Another thing that seems to have been effective over the years is a antibiotic. Strange as that may seem, Lois has had a significant reduction in pain when she has had other ailments (such as flu, a cold, and quite often a sinus infection) and the doctors have put her on antibiotics. During a recent flare-up we switched to a different antibiotic (also recommended for rotation) and the dramatic increase in her pain all over was almost unbearable. We attributed the tremendous pain to a flare-up due to weather changes. But when we switched back to the previous one a week later, Lois had an almost overnight reduction in pain to the point of being pain free. She is taking Biaxin 500MG once a day at night (night tends to work better in reducing stomach upset). This is something that might be discussed with your own physician. Previous physicians had suggested that Lois might have Lyme disease and she has had extensive tests to check on this possibility. She does not have Lyme Disease and the antibiotics seem to help a large amount in reducing pain levels. I could be worth a try, so see if your doctor may be willing to go along with it.

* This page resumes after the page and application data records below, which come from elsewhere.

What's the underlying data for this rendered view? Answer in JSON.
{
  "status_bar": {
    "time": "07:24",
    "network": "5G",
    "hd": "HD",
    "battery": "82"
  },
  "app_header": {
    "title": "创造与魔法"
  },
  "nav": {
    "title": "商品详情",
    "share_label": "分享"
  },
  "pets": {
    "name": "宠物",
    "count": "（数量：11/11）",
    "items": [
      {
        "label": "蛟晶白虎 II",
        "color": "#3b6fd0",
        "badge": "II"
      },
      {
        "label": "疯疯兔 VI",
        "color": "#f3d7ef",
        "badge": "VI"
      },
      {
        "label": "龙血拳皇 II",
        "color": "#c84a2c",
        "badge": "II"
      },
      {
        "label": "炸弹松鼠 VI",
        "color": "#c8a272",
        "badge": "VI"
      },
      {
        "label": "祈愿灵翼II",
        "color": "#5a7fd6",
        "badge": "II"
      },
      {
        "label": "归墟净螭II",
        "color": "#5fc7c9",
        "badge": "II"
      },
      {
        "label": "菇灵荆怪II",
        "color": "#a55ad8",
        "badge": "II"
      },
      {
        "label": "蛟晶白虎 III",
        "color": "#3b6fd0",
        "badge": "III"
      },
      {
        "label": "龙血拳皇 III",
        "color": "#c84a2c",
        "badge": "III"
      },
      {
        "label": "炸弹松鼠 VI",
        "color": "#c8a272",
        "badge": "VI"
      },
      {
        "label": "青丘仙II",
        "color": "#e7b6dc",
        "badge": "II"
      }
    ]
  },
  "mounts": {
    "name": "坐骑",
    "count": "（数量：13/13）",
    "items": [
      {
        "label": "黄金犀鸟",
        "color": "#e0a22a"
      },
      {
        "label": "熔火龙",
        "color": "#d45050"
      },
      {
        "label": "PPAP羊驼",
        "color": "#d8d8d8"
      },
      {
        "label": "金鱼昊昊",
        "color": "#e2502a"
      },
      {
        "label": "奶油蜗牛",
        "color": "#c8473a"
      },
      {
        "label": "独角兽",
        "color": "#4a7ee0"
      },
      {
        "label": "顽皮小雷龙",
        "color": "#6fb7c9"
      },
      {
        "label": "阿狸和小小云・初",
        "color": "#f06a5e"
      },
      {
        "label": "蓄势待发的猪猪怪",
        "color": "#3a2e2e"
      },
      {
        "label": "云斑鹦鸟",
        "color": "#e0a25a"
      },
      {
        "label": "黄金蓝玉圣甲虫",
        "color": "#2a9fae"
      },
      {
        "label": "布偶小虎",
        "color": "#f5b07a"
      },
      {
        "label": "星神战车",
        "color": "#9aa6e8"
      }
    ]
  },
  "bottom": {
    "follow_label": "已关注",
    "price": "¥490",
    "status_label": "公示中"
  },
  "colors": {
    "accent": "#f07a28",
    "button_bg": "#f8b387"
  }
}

Send us an email if you would like to hear more about this and anything else you may see on this site. We are always happy to share and love to hear from others.
Partial sucess story: We have been trying to convince our doctor to use a rotation of medications and have been sucessful in having the Doctor go along with it. We have noticed that every time a new medication has been tried, it works short period of time in handling the pain. Then after a month or two it has lost effectiveness. Our understanding is that the loss of effectivenss is due to the body building up tolerance for the pain medication. The end result in the past has been the Doctor increasing the dosage. The increase in dosage has rarely been as effective as when the "new" medication was first started.

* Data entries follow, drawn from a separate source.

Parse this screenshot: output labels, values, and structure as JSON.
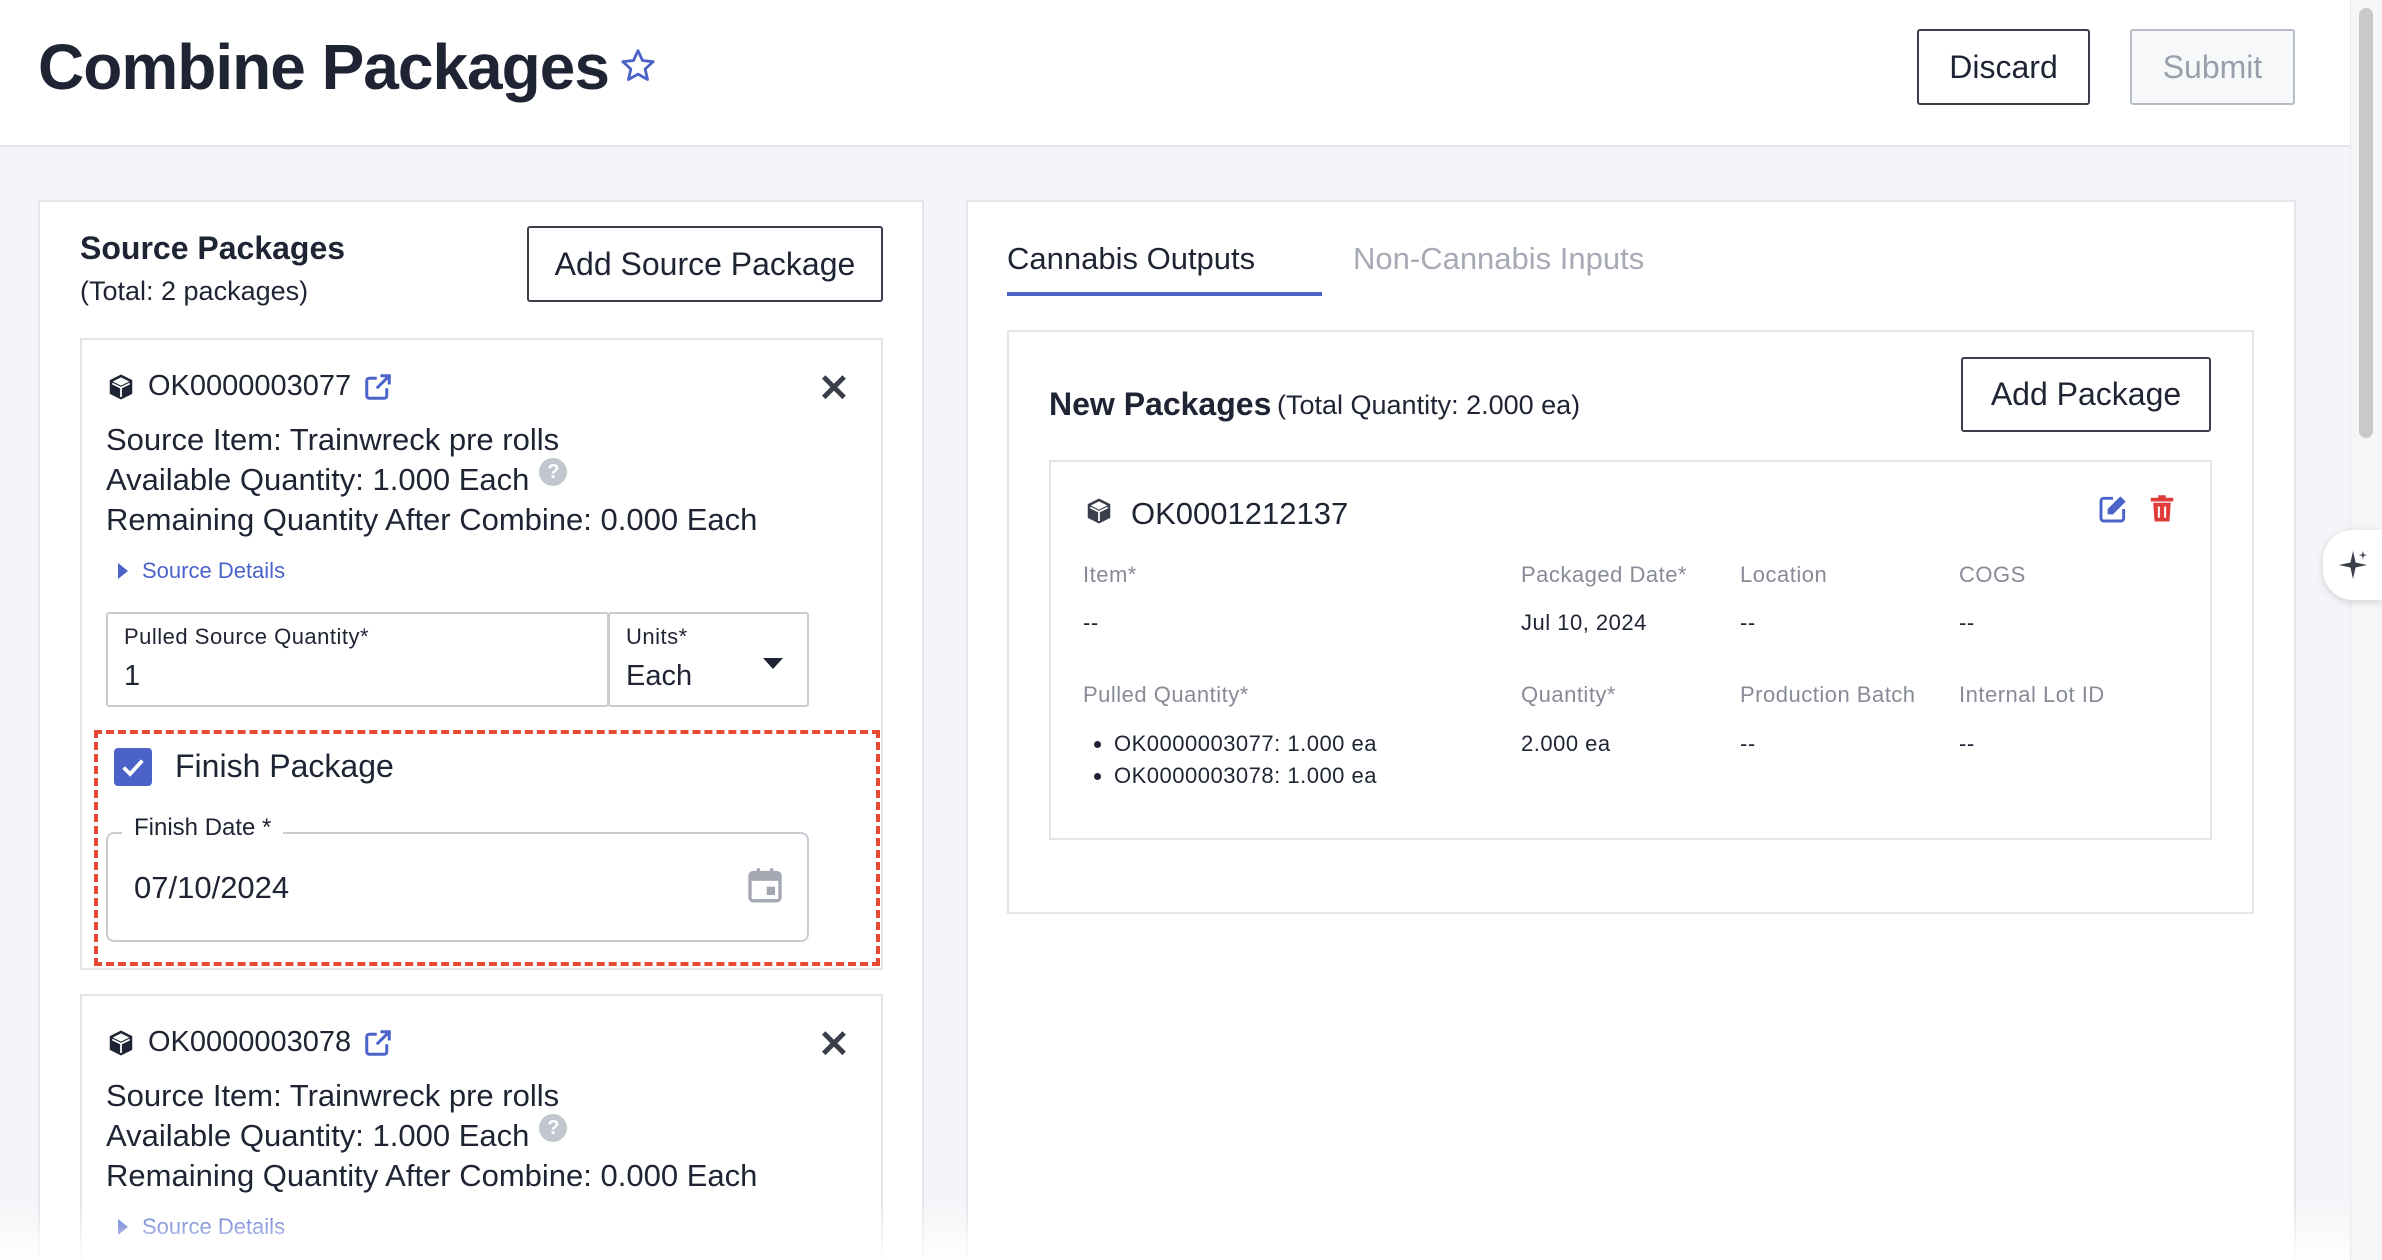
{
  "header": {
    "title": "Combine Packages",
    "discard_label": "Discard",
    "submit_label": "Submit"
  },
  "source": {
    "title": "Source Packages",
    "total": "(Total: 2 packages)",
    "add_label": "Add Source Package",
    "packages": [
      {
        "id": "OK0000003077",
        "source_item": "Source Item:  Trainwreck pre rolls",
        "available": "Available Quantity:  1.000 Each",
        "remaining": "Remaining Quantity After Combine:  0.000 Each",
        "details_label": "Source Details",
        "pulled_label": "Pulled Source Quantity*",
        "pulled_value": "1",
        "units_label": "Units*",
        "units_value": "Each",
        "finish_label": "Finish Package",
        "finish_checked": true,
        "finish_date_label": "Finish Date *",
        "finish_date_value": "07/10/2024"
      },
      {
        "id": "OK0000003078",
        "source_item": "Source Item:  Trainwreck pre rolls",
        "available": "Available Quantity:  1.000 Each",
        "remaining": "Remaining Quantity After Combine:  0.000 Each",
        "details_label": "Source Details"
      }
    ]
  },
  "outputs": {
    "tabs": [
      {
        "label": "Cannabis Outputs",
        "active": true
      },
      {
        "label": "Non-Cannabis Inputs",
        "active": false
      }
    ],
    "title": "New Packages",
    "total": "(Total Quantity: 2.000 ea)",
    "add_label": "Add Package",
    "package": {
      "id": "OK0001212137",
      "fields": {
        "item_label": "Item*",
        "item_value": "--",
        "packaged_date_label": "Packaged Date*",
        "packaged_date_value": "Jul 10, 2024",
        "location_label": "Location",
        "location_value": "--",
        "cogs_label": "COGS",
        "cogs_value": "--",
        "pulled_label": "Pulled Quantity*",
        "pulled_values": [
          "OK0000003077: 1.000 ea",
          "OK0000003078: 1.000 ea"
        ],
        "quantity_label": "Quantity*",
        "quantity_value": "2.000 ea",
        "batch_label": "Production Batch",
        "batch_value": "--",
        "lot_label": "Internal Lot ID",
        "lot_value": "--"
      }
    }
  },
  "colors": {
    "accent": "#4b63c9",
    "danger": "#e03c3c",
    "highlight_dashed": "#e74a33"
  }
}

Recently we saw some information on a site that supported a rotation of medication over a period of one or two months. The idea behind this is that the body would start a new medication while at the same time ridding itself of the built up toxins of the older medication. The new medication would again be effective at a lower dose.
So far it has been successful. My soulmate is on a dose of Percocet (up to 6 per day) along with Demerol to help when the weather is bad or it gets a bit worse. At the end of this month we hope to be on a different medication and will report here if it continues to be effective at lower dose. Hopefully this is one way we can combat the pain at this time. We will also try some of the other things we have found on various sites in the links I have included on the previous page.
In the next 10 years the term "fibromyalgia" may be replaced, perhaps with one of the following terms:
--> 1. Neuron (or neural) network disorder.
--> 2. Complex Chronic Pain Disorder.
--> 3. Regulatory Dysfunction Syndrome.
--> 4. CNS Myalgia (central nervous sysrtem + muscle + pain).
--> 5. Myalgic Encephalopathy (muscle + CNS Disorder) Currently used in Britain.
Fibromyalgia as a term will be discarded since this is not a disease primarily of muscles and fibers. Whatever new term is chosen will reflect a major role for the CNS (central brain and spinal cord) in causing and sustaining the disease. It will also reflect the variability of chronic complex pain disorders. The variability of FM is a problem for clinicians today. However, with increased awareness and the mumber of people being diagnosed (approximately 12 to 15 million in the U.S. now) we are hopeful that there will be more recognition and improved understanding of this incurable, but treatable disease.